Exercise directions: Each entry below should be returned exactly as is, with the pictures removed.

Available data:

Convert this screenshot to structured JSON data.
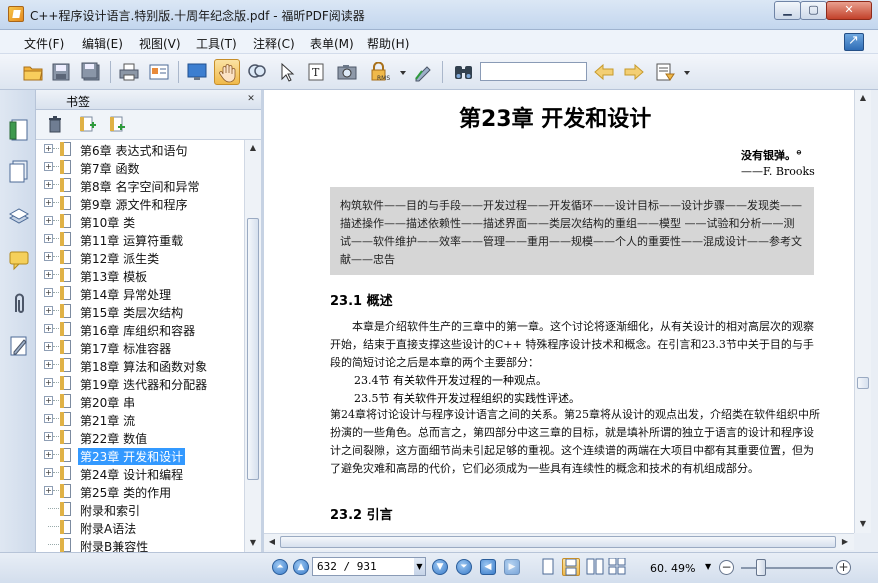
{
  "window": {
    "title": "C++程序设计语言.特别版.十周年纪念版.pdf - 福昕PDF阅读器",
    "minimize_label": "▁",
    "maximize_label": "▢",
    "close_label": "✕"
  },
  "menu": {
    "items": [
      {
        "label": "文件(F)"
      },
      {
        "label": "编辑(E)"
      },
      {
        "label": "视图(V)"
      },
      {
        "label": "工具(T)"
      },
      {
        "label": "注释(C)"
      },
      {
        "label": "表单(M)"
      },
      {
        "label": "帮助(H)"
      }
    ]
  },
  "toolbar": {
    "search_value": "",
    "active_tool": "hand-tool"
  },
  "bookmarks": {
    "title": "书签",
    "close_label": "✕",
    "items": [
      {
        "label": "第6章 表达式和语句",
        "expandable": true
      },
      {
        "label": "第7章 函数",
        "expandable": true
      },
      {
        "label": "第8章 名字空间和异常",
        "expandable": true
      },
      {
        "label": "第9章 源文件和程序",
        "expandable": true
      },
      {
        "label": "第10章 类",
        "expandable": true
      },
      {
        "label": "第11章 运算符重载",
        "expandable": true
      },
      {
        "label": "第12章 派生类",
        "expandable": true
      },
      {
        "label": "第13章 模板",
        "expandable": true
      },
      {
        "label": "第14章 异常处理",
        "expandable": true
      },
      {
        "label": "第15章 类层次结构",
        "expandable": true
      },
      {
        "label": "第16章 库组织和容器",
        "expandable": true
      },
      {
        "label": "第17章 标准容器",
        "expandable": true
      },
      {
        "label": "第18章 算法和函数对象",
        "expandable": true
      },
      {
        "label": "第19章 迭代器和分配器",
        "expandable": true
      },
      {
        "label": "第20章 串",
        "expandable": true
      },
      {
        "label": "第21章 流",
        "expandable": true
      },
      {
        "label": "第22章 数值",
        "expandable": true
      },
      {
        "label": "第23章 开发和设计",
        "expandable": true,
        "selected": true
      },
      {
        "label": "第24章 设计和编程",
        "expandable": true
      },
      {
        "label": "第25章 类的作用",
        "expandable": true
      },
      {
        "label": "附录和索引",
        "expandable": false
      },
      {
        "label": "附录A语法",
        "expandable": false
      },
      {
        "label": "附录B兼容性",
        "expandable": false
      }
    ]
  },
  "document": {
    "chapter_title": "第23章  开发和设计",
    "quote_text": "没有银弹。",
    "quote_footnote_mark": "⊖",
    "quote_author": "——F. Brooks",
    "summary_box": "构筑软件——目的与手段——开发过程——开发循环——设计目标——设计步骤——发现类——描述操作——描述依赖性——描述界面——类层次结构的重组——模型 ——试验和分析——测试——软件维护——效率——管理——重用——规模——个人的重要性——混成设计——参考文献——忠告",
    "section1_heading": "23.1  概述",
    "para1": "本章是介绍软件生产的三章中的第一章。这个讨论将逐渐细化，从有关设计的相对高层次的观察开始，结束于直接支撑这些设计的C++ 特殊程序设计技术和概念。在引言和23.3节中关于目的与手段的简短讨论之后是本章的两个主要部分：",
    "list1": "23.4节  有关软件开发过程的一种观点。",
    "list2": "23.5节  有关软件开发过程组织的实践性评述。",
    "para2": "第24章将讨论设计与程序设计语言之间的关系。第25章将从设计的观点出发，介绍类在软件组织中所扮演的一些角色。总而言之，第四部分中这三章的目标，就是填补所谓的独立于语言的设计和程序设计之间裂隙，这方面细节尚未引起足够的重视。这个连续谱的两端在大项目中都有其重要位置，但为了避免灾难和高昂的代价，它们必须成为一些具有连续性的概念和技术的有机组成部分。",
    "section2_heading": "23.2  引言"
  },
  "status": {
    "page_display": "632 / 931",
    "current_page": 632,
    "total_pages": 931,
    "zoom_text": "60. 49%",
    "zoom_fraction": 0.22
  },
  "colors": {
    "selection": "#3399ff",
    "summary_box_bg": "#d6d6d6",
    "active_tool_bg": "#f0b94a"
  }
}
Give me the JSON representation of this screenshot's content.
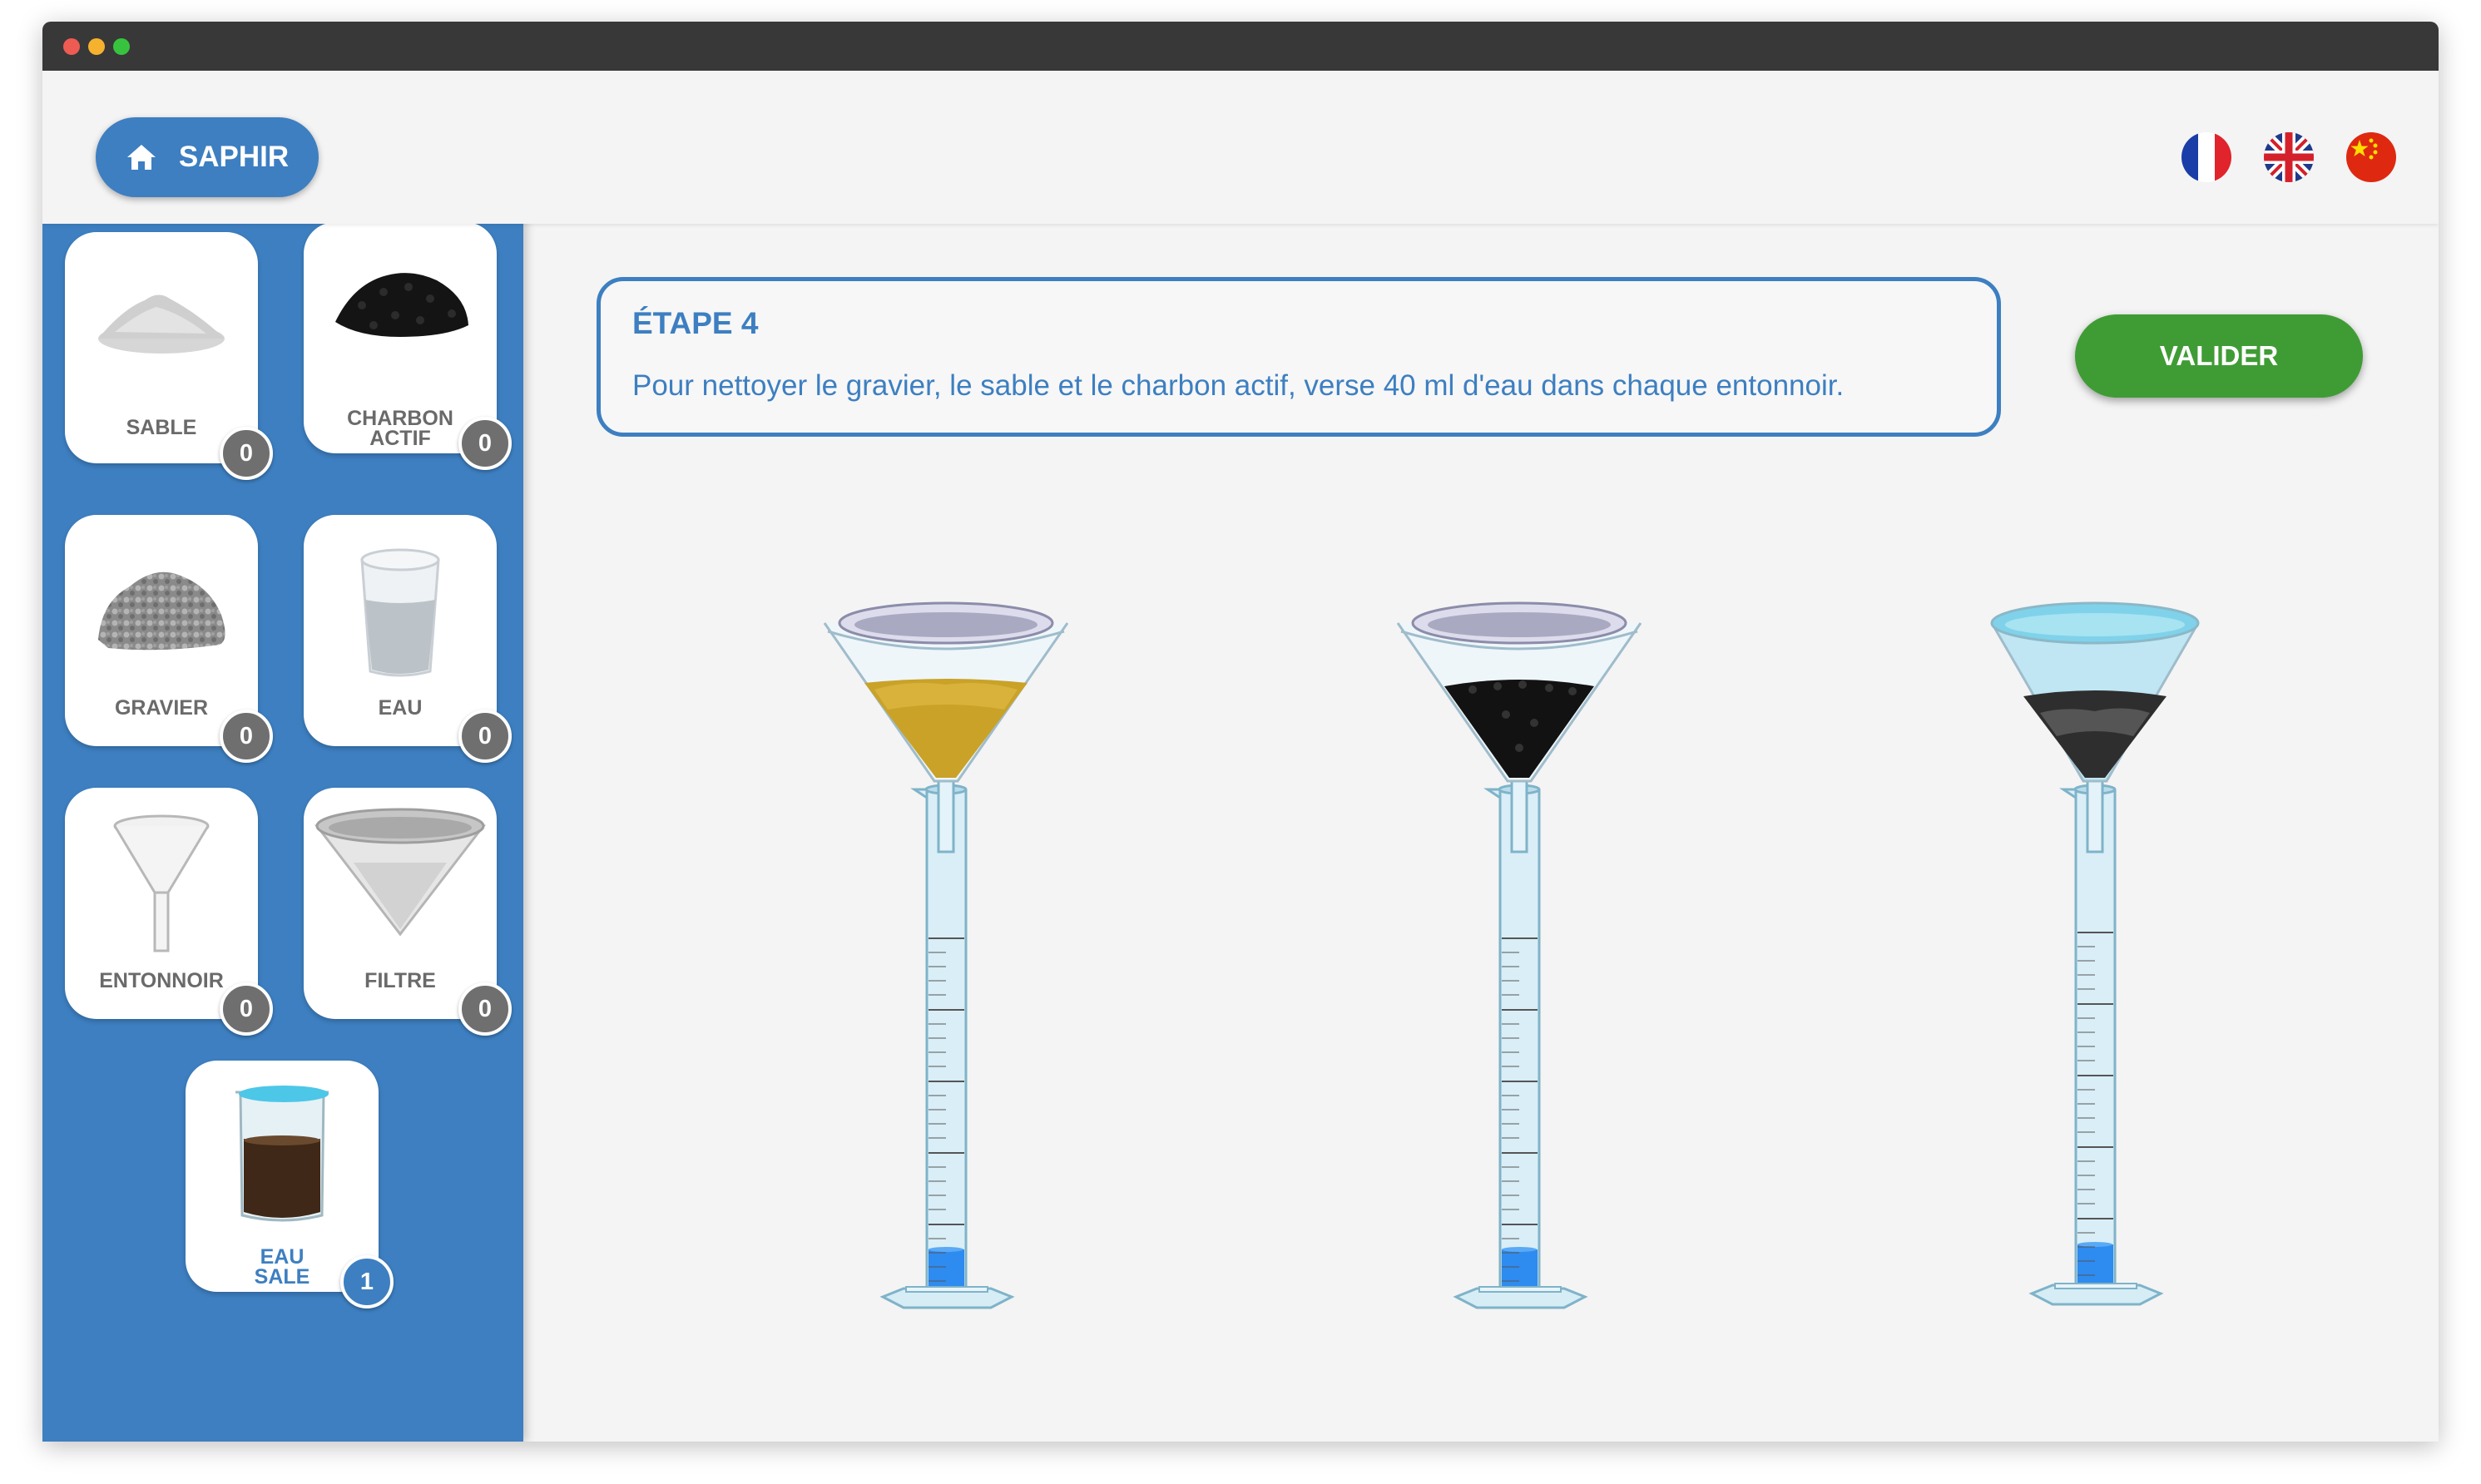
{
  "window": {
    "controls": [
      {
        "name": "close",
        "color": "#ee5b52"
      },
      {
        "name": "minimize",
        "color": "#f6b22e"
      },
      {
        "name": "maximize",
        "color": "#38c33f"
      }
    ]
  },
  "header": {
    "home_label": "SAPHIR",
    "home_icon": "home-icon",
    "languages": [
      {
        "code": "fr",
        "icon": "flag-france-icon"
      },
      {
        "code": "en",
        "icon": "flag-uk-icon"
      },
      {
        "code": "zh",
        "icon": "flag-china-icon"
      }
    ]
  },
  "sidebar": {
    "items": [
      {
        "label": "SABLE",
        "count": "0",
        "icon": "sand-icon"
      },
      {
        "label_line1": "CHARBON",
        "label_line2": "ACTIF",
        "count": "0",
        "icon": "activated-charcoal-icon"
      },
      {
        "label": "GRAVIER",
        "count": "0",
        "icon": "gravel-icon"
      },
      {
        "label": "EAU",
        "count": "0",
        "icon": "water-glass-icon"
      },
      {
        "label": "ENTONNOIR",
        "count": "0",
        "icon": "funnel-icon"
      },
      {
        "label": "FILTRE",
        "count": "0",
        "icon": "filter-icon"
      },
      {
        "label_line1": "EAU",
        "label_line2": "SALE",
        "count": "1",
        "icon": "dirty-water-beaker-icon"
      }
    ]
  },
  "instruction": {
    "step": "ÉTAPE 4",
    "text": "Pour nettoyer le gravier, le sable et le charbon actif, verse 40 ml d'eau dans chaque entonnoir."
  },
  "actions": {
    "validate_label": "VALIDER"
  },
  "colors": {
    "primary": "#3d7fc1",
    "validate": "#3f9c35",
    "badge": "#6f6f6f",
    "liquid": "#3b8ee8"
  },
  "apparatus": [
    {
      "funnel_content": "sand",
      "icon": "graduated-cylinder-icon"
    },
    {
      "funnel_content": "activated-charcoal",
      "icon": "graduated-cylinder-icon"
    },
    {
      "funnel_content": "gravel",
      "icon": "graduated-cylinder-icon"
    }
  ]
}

Solution below:
Convert this screenshot to structured JSON data.
{
  "window": {
    "title": "C++程序设计语言.特别版.十周年纪念版.pdf - 福昕PDF阅读器",
    "minimize_label": "▁",
    "maximize_label": "▢",
    "close_label": "✕"
  },
  "menu": {
    "items": [
      {
        "label": "文件(F)"
      },
      {
        "label": "编辑(E)"
      },
      {
        "label": "视图(V)"
      },
      {
        "label": "工具(T)"
      },
      {
        "label": "注释(C)"
      },
      {
        "label": "表单(M)"
      },
      {
        "label": "帮助(H)"
      }
    ]
  },
  "toolbar": {
    "search_value": "",
    "active_tool": "hand-tool"
  },
  "bookmarks": {
    "title": "书签",
    "close_label": "✕",
    "items": [
      {
        "label": "第6章 表达式和语句",
        "expandable": true
      },
      {
        "label": "第7章 函数",
        "expandable": true
      },
      {
        "label": "第8章 名字空间和异常",
        "expandable": true
      },
      {
        "label": "第9章 源文件和程序",
        "expandable": true
      },
      {
        "label": "第10章 类",
        "expandable": true
      },
      {
        "label": "第11章 运算符重载",
        "expandable": true
      },
      {
        "label": "第12章 派生类",
        "expandable": true
      },
      {
        "label": "第13章 模板",
        "expandable": true
      },
      {
        "label": "第14章 异常处理",
        "expandable": true
      },
      {
        "label": "第15章 类层次结构",
        "expandable": true
      },
      {
        "label": "第16章 库组织和容器",
        "expandable": true
      },
      {
        "label": "第17章 标准容器",
        "expandable": true
      },
      {
        "label": "第18章 算法和函数对象",
        "expandable": true
      },
      {
        "label": "第19章 迭代器和分配器",
        "expandable": true
      },
      {
        "label": "第20章 串",
        "expandable": true
      },
      {
        "label": "第21章 流",
        "expandable": true
      },
      {
        "label": "第22章 数值",
        "expandable": true
      },
      {
        "label": "第23章 开发和设计",
        "expandable": true,
        "selected": true
      },
      {
        "label": "第24章 设计和编程",
        "expandable": true
      },
      {
        "label": "第25章 类的作用",
        "expandable": true
      },
      {
        "label": "附录和索引",
        "expandable": false
      },
      {
        "label": "附录A语法",
        "expandable": false
      },
      {
        "label": "附录B兼容性",
        "expandable": false
      }
    ]
  },
  "document": {
    "chapter_title": "第23章  开发和设计",
    "quote_text": "没有银弹。",
    "quote_footnote_mark": "⊖",
    "quote_author": "——F. Brooks",
    "summary_box": "构筑软件——目的与手段——开发过程——开发循环——设计目标——设计步骤——发现类——描述操作——描述依赖性——描述界面——类层次结构的重组——模型 ——试验和分析——测试——软件维护——效率——管理——重用——规模——个人的重要性——混成设计——参考文献——忠告",
    "section1_heading": "23.1  概述",
    "para1": "本章是介绍软件生产的三章中的第一章。这个讨论将逐渐细化，从有关设计的相对高层次的观察开始，结束于直接支撑这些设计的C++ 特殊程序设计技术和概念。在引言和23.3节中关于目的与手段的简短讨论之后是本章的两个主要部分：",
    "list1": "23.4节  有关软件开发过程的一种观点。",
    "list2": "23.5节  有关软件开发过程组织的实践性评述。",
    "para2": "第24章将讨论设计与程序设计语言之间的关系。第25章将从设计的观点出发，介绍类在软件组织中所扮演的一些角色。总而言之，第四部分中这三章的目标，就是填补所谓的独立于语言的设计和程序设计之间裂隙，这方面细节尚未引起足够的重视。这个连续谱的两端在大项目中都有其重要位置，但为了避免灾难和高昂的代价，它们必须成为一些具有连续性的概念和技术的有机组成部分。",
    "section2_heading": "23.2  引言"
  },
  "status": {
    "page_display": "632 / 931",
    "current_page": 632,
    "total_pages": 931,
    "zoom_text": "60. 49%",
    "zoom_fraction": 0.22
  },
  "colors": {
    "selection": "#3399ff",
    "summary_box_bg": "#d6d6d6",
    "active_tool_bg": "#f0b94a"
  }
}
Give me the JSON representation of this screenshot's content.
{
  "window": {
    "controls": [
      {
        "name": "close",
        "color": "#ee5b52"
      },
      {
        "name": "minimize",
        "color": "#f6b22e"
      },
      {
        "name": "maximize",
        "color": "#38c33f"
      }
    ]
  },
  "header": {
    "home_label": "SAPHIR",
    "home_icon": "home-icon",
    "languages": [
      {
        "code": "fr",
        "icon": "flag-france-icon"
      },
      {
        "code": "en",
        "icon": "flag-uk-icon"
      },
      {
        "code": "zh",
        "icon": "flag-china-icon"
      }
    ]
  },
  "sidebar": {
    "items": [
      {
        "label": "SABLE",
        "count": "0",
        "icon": "sand-icon"
      },
      {
        "label_line1": "CHARBON",
        "label_line2": "ACTIF",
        "count": "0",
        "icon": "activated-charcoal-icon"
      },
      {
        "label": "GRAVIER",
        "count": "0",
        "icon": "gravel-icon"
      },
      {
        "label": "EAU",
        "count": "0",
        "icon": "water-glass-icon"
      },
      {
        "label": "ENTONNOIR",
        "count": "0",
        "icon": "funnel-icon"
      },
      {
        "label": "FILTRE",
        "count": "0",
        "icon": "filter-icon"
      },
      {
        "label_line1": "EAU",
        "label_line2": "SALE",
        "count": "1",
        "icon": "dirty-water-beaker-icon"
      }
    ]
  },
  "instruction": {
    "step": "ÉTAPE 4",
    "text": "Pour nettoyer le gravier, le sable et le charbon actif, verse 40 ml d'eau dans chaque entonnoir."
  },
  "actions": {
    "validate_label": "VALIDER"
  },
  "colors": {
    "primary": "#3d7fc1",
    "validate": "#3f9c35",
    "badge": "#6f6f6f",
    "liquid": "#3b8ee8"
  },
  "apparatus": [
    {
      "funnel_content": "sand",
      "icon": "graduated-cylinder-icon"
    },
    {
      "funnel_content": "activated-charcoal",
      "icon": "graduated-cylinder-icon"
    },
    {
      "funnel_content": "gravel",
      "icon": "graduated-cylinder-icon"
    }
  ]
}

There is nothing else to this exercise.